The University intends to complete a typical grievance process within 90 days following receipt of the report. Due to the number of witnesses being interviewed and a choice of a Live Hearing, some cases may extend longer than 90 days. The Office for Civil Rights Compliance will remain in contact with both parties and provide continual time frame updates throughout the investigation.
The University recognizes that an individual who has been drinking or using drugs at the time of the incident may be hesitant to make a report because of potential consequences for his/her/their own conduct, which may violate other University policies and codes of conduct.
An individual who reports sexual harassment, either as a complainant or a third-party witness, will not be subject to disciplinary action by the University, for his/her/their own personal consumption of alcohol or drugs at or near the time of the incident, provided that any such violations did not and do not place the health or safety of any other person at risk. The University may, however, initiate an educational discussion or pursue other educational remedies regarding alcohol or other drugs.
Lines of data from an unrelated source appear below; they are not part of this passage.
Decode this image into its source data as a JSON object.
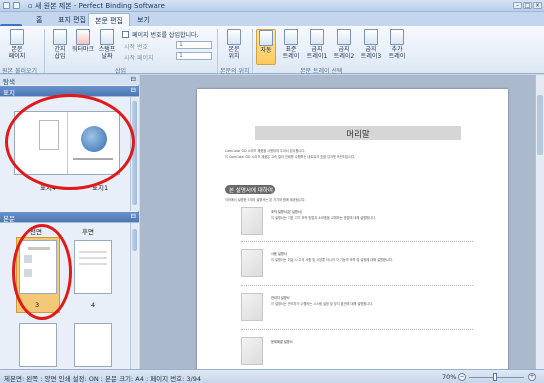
{
  "window": {
    "title": "▫ 새 원본 제본 - Perfect Binding Software"
  },
  "tabs": [
    {
      "label": "홈"
    },
    {
      "label": "표지 편집"
    },
    {
      "label": "본문 편집",
      "active": true
    },
    {
      "label": "보기"
    }
  ],
  "ribbon": {
    "buttons": [
      {
        "label": "본문\n페이지"
      },
      {
        "label": "간지\n삽입"
      },
      {
        "label": "워터마크"
      },
      {
        "label": "스탬프\n날짜"
      },
      {
        "label": "본문\n위치"
      },
      {
        "label": "자동"
      },
      {
        "label": "표준\n트레이"
      },
      {
        "label": "급지\n트레이1"
      },
      {
        "label": "급지\n트레이2"
      },
      {
        "label": "급지\n트레이3"
      },
      {
        "label": "추가\n트레이"
      }
    ],
    "page_number_check": "페이지 번호를 삽입합니다.",
    "start_number_label": "시작 번호",
    "start_page_label": "시작 페이지",
    "start_number_value": "1",
    "start_page_value": "1",
    "groups": [
      {
        "label": "원본 불러오기"
      },
      {
        "label": "삽입"
      },
      {
        "label": "본문의 위치"
      },
      {
        "label": "본문 트레이 선택"
      }
    ]
  },
  "left_pane": {
    "nav_header": "탐색",
    "cover_header": "표지",
    "cover_labels": [
      "표지4",
      "표지1"
    ],
    "body_header": "본문",
    "body_columns": [
      "전면",
      "후면"
    ],
    "body_pages": [
      "3",
      "4"
    ]
  },
  "document": {
    "heading": "머리말",
    "intro_line1": "ComColor GD 시리즈 제품을 사용하여 주셔서 감사합니다.",
    "intro_line2": "이 ComColor GD 시리즈 제품은 고속 컬러 인쇄를 수행하는 네트워크 호환 잉크젯 프린터입니다.",
    "section_title": "본 설명서에 대하여",
    "section_desc": "이하에서 설명한 5개의 설명서는 본 기기와 함께 제공됩니다.",
    "items": [
      {
        "title": "조작 설명서(본 설명서)",
        "text": "이 설명서는 기본 기기 조작 방법과 소모품을 교체하는 방법에 대해 설명합니다."
      },
      {
        "title": "사용 설명서",
        "text": "이 설명서는 취급 시 주의 사항 및 사양뿐 아니라 각 기능의 조작 및 설정에 대해 설명합니다."
      },
      {
        "title": "관리자 설명서",
        "text": "이 설명서는 관리자가 수행하는 시스템 설정 및 장치 옵션에 대해 설명합니다."
      },
      {
        "title": "문제해결 설명서",
        "text": ""
      }
    ]
  },
  "status_bar": {
    "text": "제본면: 왼쪽  :  양면 인쇄 설정: ON  :  본문 크기: A4  :  페이지 번호: 3/94",
    "zoom": "70%"
  },
  "colors": {
    "ribbon_accent": "#2a59a5",
    "annotation_red": "#e11919",
    "selected_button": "#ffc95a"
  }
}
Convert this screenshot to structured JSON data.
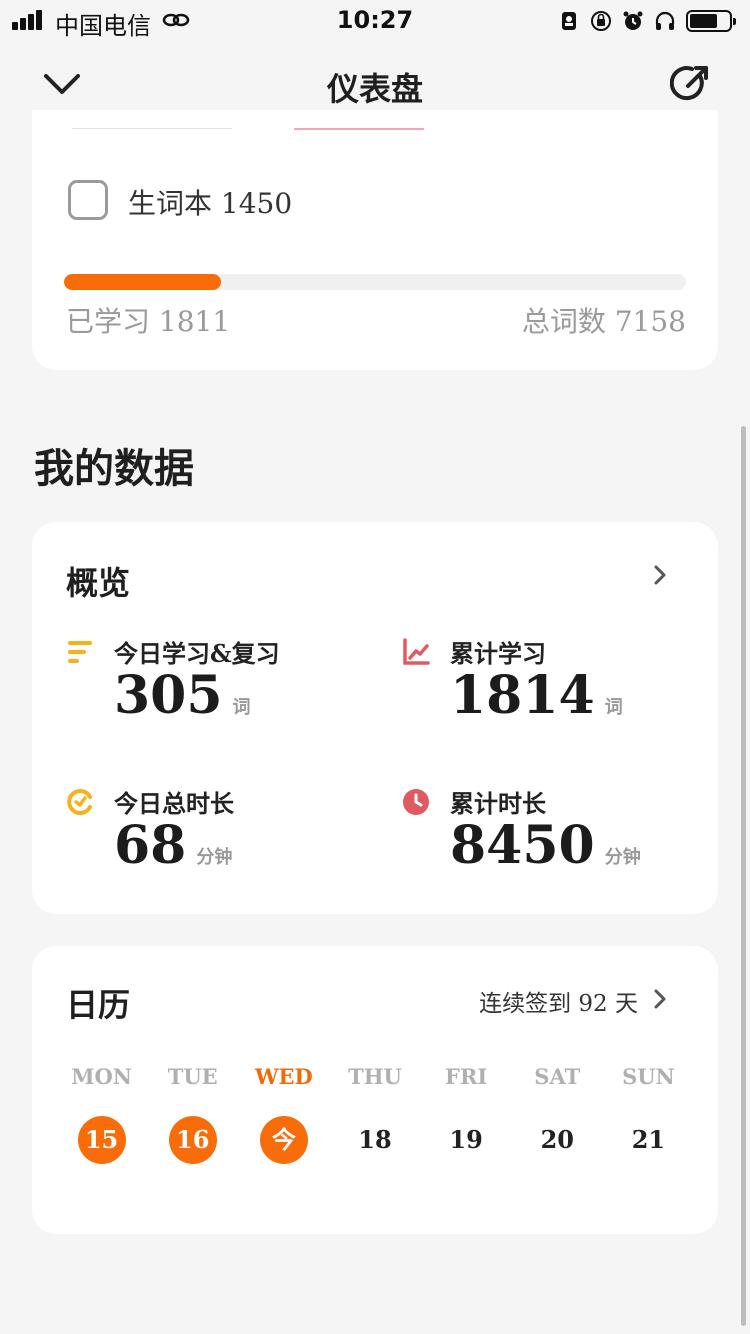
{
  "status": {
    "carrier": "中国电信",
    "time": "10:27"
  },
  "nav": {
    "title": "仪表盘"
  },
  "top_card": {
    "wordbook_label": "生词本 1450",
    "learned": "已学习 1811",
    "total": "总词数 7158",
    "progress_fraction": 0.253,
    "accent": "#f86d0a"
  },
  "section_title": "我的数据",
  "overview": {
    "title": "概览",
    "stats": [
      {
        "label": "今日学习&复习",
        "value": "305",
        "unit": "词",
        "icon": "lines-icon",
        "color": "#f5b21c"
      },
      {
        "label": "累计学习",
        "value": "1814",
        "unit": "词",
        "icon": "line-chart-icon",
        "color": "#e05a62"
      },
      {
        "label": "今日总时长",
        "value": "68",
        "unit": "分钟",
        "icon": "timer-icon",
        "color": "#f5b21c"
      },
      {
        "label": "累计时长",
        "value": "8450",
        "unit": "分钟",
        "icon": "clock-icon",
        "color": "#e05a62"
      }
    ]
  },
  "calendar": {
    "title": "日历",
    "streak": "连续签到 92 天",
    "weekdays": [
      "MON",
      "TUE",
      "WED",
      "THU",
      "FRI",
      "SAT",
      "SUN"
    ],
    "days": [
      "15",
      "16",
      "今",
      "18",
      "19",
      "20",
      "21"
    ],
    "today_index": 2
  }
}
This amnesty policy applies to the University's student conduct process, as well as related policies applicable to students, faculty and staff.
While the University may waive disciplinary action under its policies related to use of alcohol and drugs as indicated above, it retains the responsibility to report any illegal use of these substances as required by law, and will act in compliance with those laws.